I’m joining Zameen at an exciting time, with new staff (including myself as Zameen’s first Communications Manager and a new Cotton General Manager role), brand new offices shared with AOFG (Zameen’s sister NGO) for closer working, and a new internship programme bringing in skills and talent from the Netherlands to Vietnam!  There’s also a total revamp of Zameen’s image underway, with a new logo and rebranding exercise.

My first few weeks have been non-stop!  Some of the highlights so far include meeting with TransFair USA to talk about the development of Fairtrade garment standards for the US market (currently no Fairtrade cotton is sold in the US) and travelling to Indore in North India to learn about Key Performance Indicators (KPIs) from Organic Exchange. KPIs can help us demonstrate the social and environmental benefits of organic farming and also help the farmers track their progress and be aware of areas that need improvement.

I have also been to the field to take photos of the sowing season and met the newly elected members of the Producer Executive Body (PEB) in Hyderabad.  The PEB oversees investment of the Fairtrade premium money and they came together to learn book keeping skills and Fairtrade Labelling Organisation (FLO) standards for certified farming organisations.


Newly elected farmer leaders learn about FLO standards

There’s lots more still ahead, with a website relaunch, media work and the farmers’ AGM in the pipeline – so watch this space!

Paul, Zameen Comms Manager

Zameen is a unique farmer-owned Fairtrade and organic cotton trading company working to improve market access for marginalised farmers in India through certification, supply chain partnerships and organisational development.  Fields of Dreams is your behind the scenes peek at how we work with farmers to shape Zameen’s direction and get more of the value locked in your clothes back to the farmers.

All Zameen farmers are Fairtrade certified, which guarantees a stable minimum price and a social premium (an additional sum) which is democratically invested in projects that benefit the whole community.  With Fairtrade, there is no exploitation or child labour, there is empowerment and movement towards gender equality.

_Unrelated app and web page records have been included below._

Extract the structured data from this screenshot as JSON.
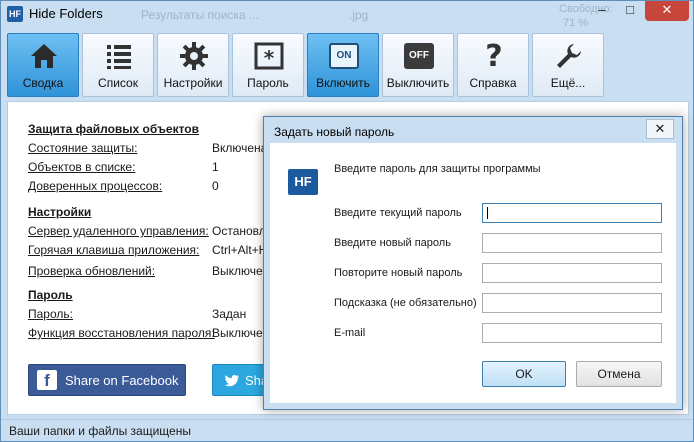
{
  "window": {
    "app_icon": "HF",
    "title": "Hide Folders",
    "background_text": [
      "Результаты поиска ...",
      ".jpg",
      "Свободно:",
      "71 %"
    ],
    "controls": {
      "minimize": "–",
      "maximize": "□",
      "close": "✕"
    }
  },
  "toolbar": {
    "items": [
      {
        "label": "Сводка",
        "icon": "home-icon",
        "active": true
      },
      {
        "label": "Список",
        "icon": "list-icon",
        "active": false
      },
      {
        "label": "Настройки",
        "icon": "gear-icon",
        "active": false
      },
      {
        "label": "Пароль",
        "icon": "password-icon",
        "active": false
      },
      {
        "label": "Включить",
        "icon": "on-switch-icon",
        "active": true,
        "icon_text": "ON"
      },
      {
        "label": "Выключить",
        "icon": "off-switch-icon",
        "active": false,
        "icon_text": "OFF"
      },
      {
        "label": "Справка",
        "icon": "help-icon",
        "active": false,
        "icon_text": "?"
      },
      {
        "label": "Ещё...",
        "icon": "wrench-icon",
        "active": false
      }
    ]
  },
  "summary": {
    "protection": {
      "heading": "Защита файловых объектов",
      "rows": [
        {
          "label": "Состояние защиты:",
          "value": "Включена"
        },
        {
          "label": "Объектов в списке:",
          "value": "1"
        },
        {
          "label": "Доверенных процессов:",
          "value": "0"
        }
      ]
    },
    "settings": {
      "heading": "Настройки",
      "rows": [
        {
          "label": "Сервер удаленного управления:",
          "value": "Остановле"
        },
        {
          "label": "Горячая клавиша приложения:",
          "value": "Ctrl+Alt+H"
        },
        {
          "label": "Проверка обновлений:",
          "value": "Выключен"
        }
      ]
    },
    "password": {
      "heading": "Пароль",
      "rows": [
        {
          "label": "Пароль:",
          "value": "Задан"
        },
        {
          "label": "Функция восстановления пароля:",
          "value": "Выключен"
        }
      ]
    },
    "facebook_label": "Share on Facebook",
    "facebook_icon": "f",
    "twitter_label": "Sha"
  },
  "status": {
    "text": "Ваши папки и файлы защищены"
  },
  "dialog": {
    "title": "Задать новый пароль",
    "close": "✕",
    "logo": "HF",
    "intro": "Введите пароль для защиты программы",
    "fields": [
      {
        "label": "Введите текущий пароль",
        "value": ""
      },
      {
        "label": "Введите новый пароль",
        "value": ""
      },
      {
        "label": "Повторите новый пароль",
        "value": ""
      },
      {
        "label": "Подсказка (не обязательно)",
        "value": ""
      },
      {
        "label": "E-mail",
        "value": ""
      }
    ],
    "ok_label": "OK",
    "cancel_label": "Отмена"
  },
  "colors": {
    "accent": "#2f93d8",
    "facebook": "#3b5a98",
    "twitter": "#2ca7e0"
  }
}
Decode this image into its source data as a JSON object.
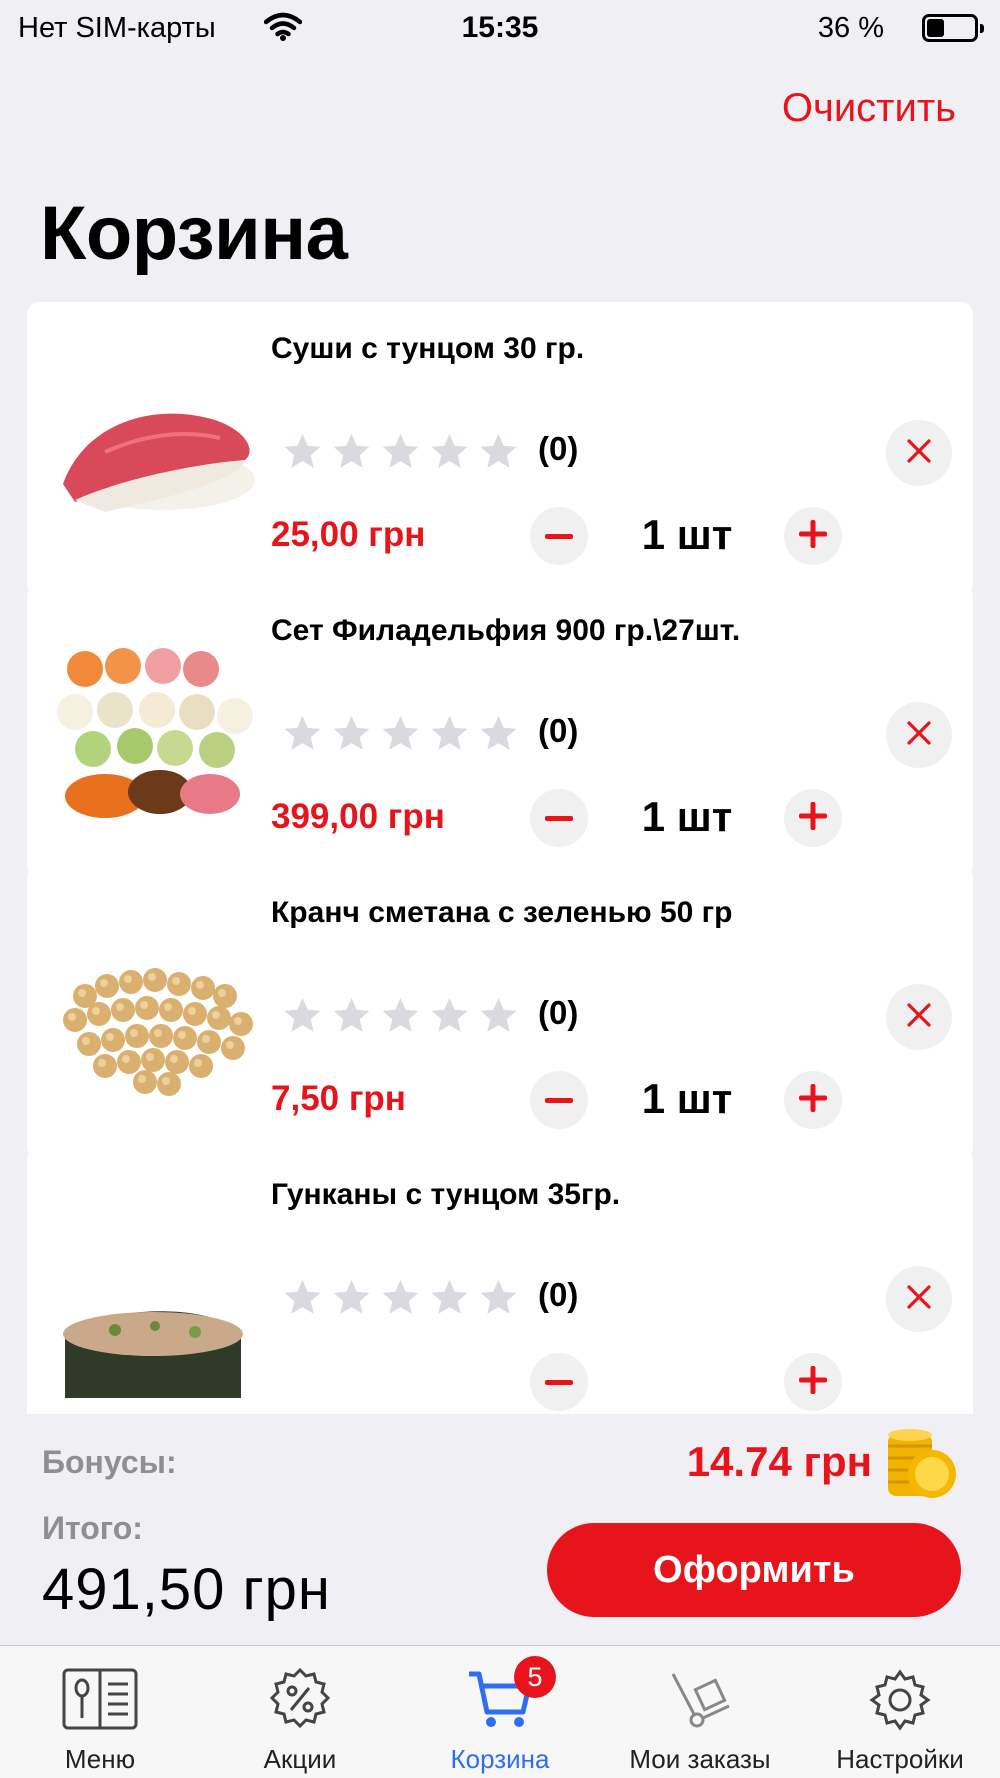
{
  "status_bar": {
    "carrier": "Нет SIM-карты",
    "time": "15:35",
    "battery": "36 %",
    "battery_level": 0.36
  },
  "header": {
    "clear_label": "Очистить",
    "title": "Корзина"
  },
  "cart": {
    "items": [
      {
        "name": "Суши с тунцом 30 гр.",
        "rating_count": "(0)",
        "price": "25,00 грн",
        "quantity": "1 шт",
        "image": "tuna-nigiri"
      },
      {
        "name": "Сет Филадельфия 900 гр.\\27шт.",
        "rating_count": "(0)",
        "price": "399,00 грн",
        "quantity": "1 шт",
        "image": "philadelphia-set"
      },
      {
        "name": "Кранч сметана с зеленью 50 гр",
        "rating_count": "(0)",
        "price": "7,50 грн",
        "quantity": "1 шт",
        "image": "crunch-balls"
      },
      {
        "name": "Гунканы с тунцом 35гр.",
        "rating_count": "(0)",
        "price": "",
        "quantity": "",
        "image": "gunkan-tuna"
      }
    ]
  },
  "summary": {
    "bonus_label": "Бонусы:",
    "bonus_value": "14.74 грн",
    "total_label": "Итого:",
    "total_value": "491,50 грн",
    "checkout_label": "Оформить"
  },
  "tab_bar": {
    "tabs": [
      {
        "label": "Меню",
        "icon": "menu-book-icon"
      },
      {
        "label": "Акции",
        "icon": "discount-gear-icon"
      },
      {
        "label": "Корзина",
        "icon": "cart-icon",
        "badge": "5",
        "active": true
      },
      {
        "label": "Мои заказы",
        "icon": "hand-truck-icon"
      },
      {
        "label": "Настройки",
        "icon": "gear-icon"
      }
    ]
  },
  "colors": {
    "accent": "#e8141c",
    "active_tab": "#2e6ef0",
    "background": "#efeff4",
    "star_empty": "#d9d9e0"
  }
}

Zameen farms are pesticide-free and are either organic certified or in organic conversion.  This adds value to the farmers’ crops and cuts their input costs in half.  Cutting out agrochemicals also improves farmer health and soil quality, reduces green house gas emissions and helps the local environment.

Zameen chose to set up in Southern India because of the terrible farmer suicide epidemic that has swept across the region fuelled by unmanageable debt.  Zameen farmers do not need to take on loans to buy expensive, dangerous and often ineffective chemicals. They can finally escape the clutches of moneylenders and enjoy dignified, self-sustaining livelihoods.

As shareholders, Zameen farmers make decisions about the direction of their business as well as sharing in the profits.  Follow their journey from small-holders exploited by unfair trade to independent international businesspeople with a mission to clean up the textile trade.

Paul, Zameen Comms Manager